WORK TASK: Read the entries below and pull out each line with the string "detail".

(Beginning of RECORDS SHOWN)

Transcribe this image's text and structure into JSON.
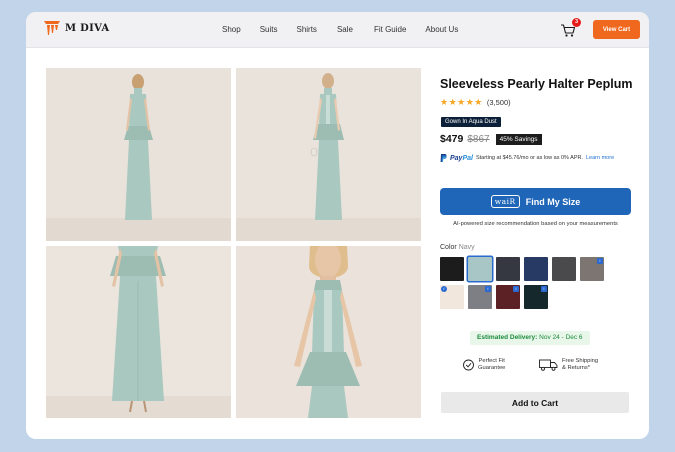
{
  "brand": {
    "name": "M DIVA",
    "logo_icon": "m-diva-logo-icon",
    "accent": "#f0681d"
  },
  "nav": {
    "items": [
      "Shop",
      "Suits",
      "Shirts",
      "Sale",
      "Fit Guide",
      "About Us"
    ]
  },
  "cart": {
    "count": "3",
    "view_cart_label": "View Cart"
  },
  "gallery": {
    "images": [
      {
        "name": "photo-back-view",
        "view": "back"
      },
      {
        "name": "photo-front-view",
        "view": "front"
      },
      {
        "name": "photo-skirt-detail",
        "view": "skirt"
      },
      {
        "name": "photo-bodice-detail",
        "view": "bodice"
      }
    ],
    "dress_color": "#a9c8bf"
  },
  "product": {
    "title": "Sleeveless Pearly Halter Peplum",
    "stars": "★★★★★",
    "reviews": "(3,500)",
    "variant": "Gown In Aqua Dust",
    "price": "$479",
    "compare_price": "$867",
    "savings": "45% Savings"
  },
  "paypal": {
    "logo_a": "Pay",
    "logo_b": "Pal",
    "text": "Starting at $45.76/mo or as low as 0% APR.",
    "link": "Learn more"
  },
  "size": {
    "logo": "waiR",
    "button": "Find My Size",
    "note": "AI-powered size recommendation based on your measurements"
  },
  "color": {
    "label": "Color",
    "selected": "Navy",
    "swatches": [
      {
        "name": "swatch-black",
        "hex": "#1c1c1c"
      },
      {
        "name": "swatch-aqua",
        "hex": "#a8c6c5",
        "active": true
      },
      {
        "name": "swatch-charcoal",
        "hex": "#363841"
      },
      {
        "name": "swatch-navy",
        "hex": "#273a64"
      },
      {
        "name": "swatch-gray",
        "hex": "#4a4a4d"
      },
      {
        "name": "swatch-taupe",
        "hex": "#7d7571",
        "badge": "i"
      },
      {
        "name": "swatch-ivory",
        "hex": "#f1e7dc",
        "badge": "✓",
        "round": true
      },
      {
        "name": "swatch-silver",
        "hex": "#7e7f85",
        "badge": "i"
      },
      {
        "name": "swatch-wine",
        "hex": "#5c2124",
        "badge": "i"
      },
      {
        "name": "swatch-forest",
        "hex": "#15292d",
        "badge": "i"
      }
    ]
  },
  "delivery": {
    "label": "Estimated Delivery:",
    "dates": "Nov 24 - Dec 6"
  },
  "features": [
    {
      "icon": "shield-check-icon",
      "line1": "Perfect Fit",
      "line2": "Guarantee"
    },
    {
      "icon": "truck-icon",
      "line1": "Free Shipping",
      "line2": "& Returns*"
    }
  ],
  "add_to_cart": "Add to Cart"
}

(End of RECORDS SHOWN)

ANSWER FOR THIS EXERCISE:
        "name": "photo-skirt-detail",
        "name": "photo-bodice-detail",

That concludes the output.